Michael Crichton may be the only one feeling that way regarding "Rising Sun." At a time when Japanese-U.S. relations are lTC becoming especially strained, when every even halfway critical comment by a politician on one side of the Pacific Ocean is viewed with outrage on the other, along comes Michael Crichton with a tidy little thriller that threatens to raise the temperature by several degrees.
Published this month by Alfred A. Knopf with a first printing of more than 200,000, "Rising Sun" is a tense thriller set around the murder of an American call girl in a Japanese-owned office building in Los Angeles. But it is also a warning about an economic war he says the United States most assuredly is losing with Japan.
Japanese industry is portrayed as an all-out predator; one character notes, "Overall, foreign investment in Japan has declined by half in the last ten years. One company after another finds the Japanese market just too tough."

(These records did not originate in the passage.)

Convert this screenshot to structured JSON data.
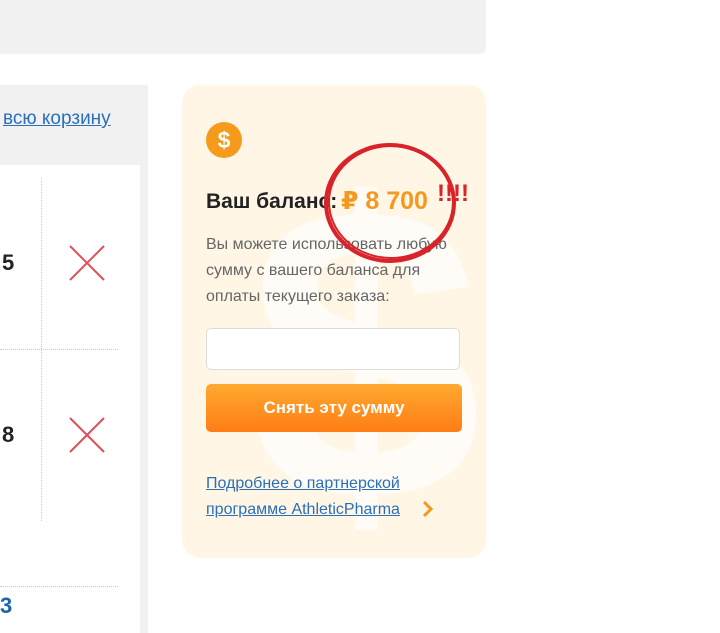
{
  "cart": {
    "clear_link": "всю корзину",
    "rows": [
      {
        "qty": "5"
      },
      {
        "qty": "8"
      }
    ],
    "total": "3"
  },
  "balance": {
    "label": "Ваш баланс:",
    "amount": "₽ 8 700",
    "annotation": "!!!!",
    "description": "Вы можете использовать любую сумму с вашего баланса для оплаты текущего заказа:",
    "input_placeholder": "",
    "button_label": "Снять эту сумму",
    "partner_link": "Подробнее о партнерской программе AthleticPharma"
  },
  "icons": {
    "coin": "dollar-coin-icon",
    "remove": "cross-icon",
    "chevron": "chevron-right-icon",
    "watermark": "dollar-watermark-icon"
  },
  "colors": {
    "accent_orange": "#f39a1e",
    "link_blue": "#2a6fb8",
    "annotation_red": "#d8232a",
    "card_bg": "#fff6e6"
  }
}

The United States is depicted as a nation in serious decline, its citizens unwilling or unable to accept the vastly different ways the Japanese think and operate. At the end of the novel, Mr. Crichton provides an extensive bibliography of recent books that deal with Japanese-U.S. relations.
"Rising Sun" already has gained its ardent defenders and vehement critics. Lining up in favor of Mr. Crichton was novelist Robert Nathan, whose front-page review in the New York Times Book Review gushed, "Every so often, a work of popular fiction vaults over its humble origins as entertainment, grasps the American imagination and stirs up the volcanic subtexts of our daily life. . . . Michael Crichton's eighth novel . . . is likely to be another."
"This is going to be a landmark book," says Washington author Pat Choate, whose 1990 book, "Agents of Influence," detailed Japanese lobbying efforts in Washington. "As 'Shogun' introduced Americans to medieval Japan, this one will introduce Americans to modern Japan. It makes a very accurate portrayal in a nonoffensive way. It will also be the most controversial book in 1992."
But a reviewer in Kirkus Reviews called it "brilliantly calculated Japan-bashing that's bound, for better or for worse, to attract controversy and a huge readership." A review in the Washington Post complained,"His views of Japanese society, trade and all the dreary elements of the U.S.-Japanese economic scene are either too pedantic or just too simplistic."
Asked for comment on "Rising Sun," a spokeswoman for the Japanese Embassy in Washington said, "I understand it's very well-written fiction, but I don't think its appropriate to make a comment on a fictional book."
It's an unusual position that Michael Crichton is finding himself in, he concedes, as he talks about the controversy in his hotel room during a publicity tour for "Rising Sun." He's not exactly a stranger to the spotlight: When you're 6 feet 9, as Mr. Crichton is, you get used to being noticed. Becoming a best-selling novelist by the age of 27 (for 1969's "The Andromeda Strain") doesn't hurt, either, nor does going on to write several more popular successes and direct a slew of movies, including "Coma, "Westworld" and the film adaptation of his novel "The Great Train Robbery."